It’s really evolved a lot and it’s almost becoming a moot point. We work with 12 high schools and 2 colleges, and 75 to 80 percent of our fall events are on field turf now. So, you know, we have teams that play 8, 9, all 10 of their football games on field turf, so there’s more and more field turf around.
But what the research seems to show is 3 things:
- No. 1: There does seem to be a slight increase in lower-extremity injuries, ankle and knee injuries, on field turf. It’s slightly increased over playing on grass. So of course, everybody would ask does that include ACLs? It does seem to appear that [there’s] a slight increase in ACLs and lower-extremity injuries on field turf over grass.

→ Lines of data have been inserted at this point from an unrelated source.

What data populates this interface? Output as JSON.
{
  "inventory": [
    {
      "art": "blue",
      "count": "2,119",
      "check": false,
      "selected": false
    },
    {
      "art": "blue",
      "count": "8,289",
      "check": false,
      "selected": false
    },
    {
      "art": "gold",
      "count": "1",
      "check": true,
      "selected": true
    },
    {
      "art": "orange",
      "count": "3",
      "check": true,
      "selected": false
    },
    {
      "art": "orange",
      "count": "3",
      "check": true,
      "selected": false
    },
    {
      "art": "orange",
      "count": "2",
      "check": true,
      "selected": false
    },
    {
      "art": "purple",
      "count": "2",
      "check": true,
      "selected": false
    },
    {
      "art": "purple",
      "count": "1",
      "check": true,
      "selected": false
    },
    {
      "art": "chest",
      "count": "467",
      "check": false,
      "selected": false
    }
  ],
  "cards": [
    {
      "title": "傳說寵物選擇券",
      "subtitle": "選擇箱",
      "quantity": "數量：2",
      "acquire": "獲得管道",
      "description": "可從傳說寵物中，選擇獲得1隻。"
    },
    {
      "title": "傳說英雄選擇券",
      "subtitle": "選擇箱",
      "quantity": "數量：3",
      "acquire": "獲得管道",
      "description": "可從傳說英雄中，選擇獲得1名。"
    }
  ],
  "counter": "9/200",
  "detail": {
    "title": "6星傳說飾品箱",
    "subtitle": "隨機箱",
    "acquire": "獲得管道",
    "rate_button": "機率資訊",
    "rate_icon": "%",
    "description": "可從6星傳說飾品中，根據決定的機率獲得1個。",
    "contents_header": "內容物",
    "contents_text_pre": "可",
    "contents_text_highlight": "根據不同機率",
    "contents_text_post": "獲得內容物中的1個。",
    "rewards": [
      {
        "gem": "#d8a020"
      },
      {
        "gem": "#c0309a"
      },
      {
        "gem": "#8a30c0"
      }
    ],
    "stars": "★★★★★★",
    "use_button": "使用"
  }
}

- The second point is the types of injuries [occurring]. There are more injuries from purposeful movement. In other words, athletes know where they wanna go and they’re able to go better on field turf. So, accidental injuries occur more frequently on grass.
So on grass at this time of year, there are a lot of falls and slips and people getting accidental-type injuries, like fractures. And, in fact, the overall injury rate is slightly higher on grass than field turf. So, that’s point number 2. Most of those are because of accidents because the athletes can’t always go where they want to go.

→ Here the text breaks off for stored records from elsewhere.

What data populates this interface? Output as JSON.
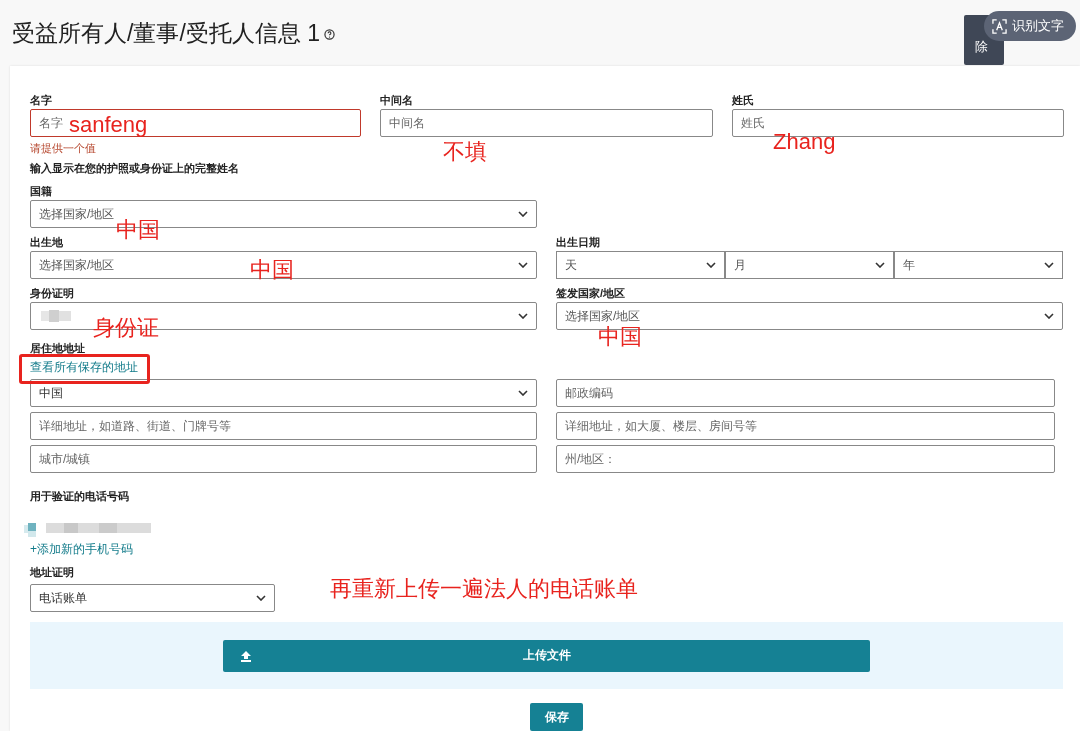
{
  "page": {
    "title": "受益所有人/董事/受托人信息 1"
  },
  "overlay": {
    "tooltip": "除",
    "ocr_button": "识别文字"
  },
  "name_fields": [
    {
      "label": "名字",
      "placeholder": "名字",
      "invalid": true
    },
    {
      "label": "中间名",
      "placeholder": "中间名",
      "invalid": false
    },
    {
      "label": "姓氏",
      "placeholder": "姓氏",
      "invalid": false
    }
  ],
  "name_error": "请提供一个值",
  "name_hint": "输入显示在您的护照或身份证上的完整姓名",
  "nationality": {
    "label": "国籍",
    "placeholder": "选择国家/地区"
  },
  "birthplace": {
    "label": "出生地",
    "placeholder": "选择国家/地区"
  },
  "birth_date": {
    "label": "出生日期",
    "parts": [
      "天",
      "月",
      "年"
    ]
  },
  "id_document": {
    "label": "身份证明"
  },
  "issuing_country": {
    "label": "签发国家/地区",
    "placeholder": "选择国家/地区"
  },
  "address": {
    "label": "居住地地址",
    "saved_link": "查看所有保存的地址",
    "country": "中国",
    "postal_placeholder": "邮政编码",
    "line1_placeholder": "详细地址，如道路、街道、门牌号等",
    "line2_placeholder": "详细地址，如大厦、楼层、房间号等",
    "city_placeholder": "城市/城镇",
    "state_placeholder": "州/地区："
  },
  "phone": {
    "label": "用于验证的电话号码",
    "add_link": "+添加新的手机号码"
  },
  "proof": {
    "label": "地址证明",
    "value": "电话账单"
  },
  "upload_button": "上传文件",
  "save_button": "保存",
  "annotations": [
    "sanfeng",
    "不填",
    "Zhang",
    "中国",
    "中国",
    "身份证",
    "中国",
    "再重新上传一遍法人的电话账单"
  ]
}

- And, No. 3, is the issue of is softer safer? A few years ago, as we talked about the generations of the field turf … we’re on the fourth generation now and they have made the turf softer with the rubber pellets or the sand-based turf. To make it softer does that make it safer for injury?
The evidence seems to [show] in the last 10 years that making it softer has made it safer. And, of course, people would ask even about the speed of the game and concussions. The thought [is] as they’ve made the field turf softer, we have made them somewhat safer.
So, those are a few things we’ve learned. It’s getting to the point that even in high school it’s somewhat of a moot point. The majority of games now are played on turf. And, it sure makes it a lot easier on the training personnel and so forth on the sidelines, rather than being in the mud the whole game.
HORNER: No doubt about it. Joe, good stuff. Thanks for coming on with us again.
DR. CONGENI: Okay, Ray. Have a great week. Thanks.
HORNER: You too. Dr. Joe Congeni, Sports Medicine Center at Akron Children’s Hospital, with us.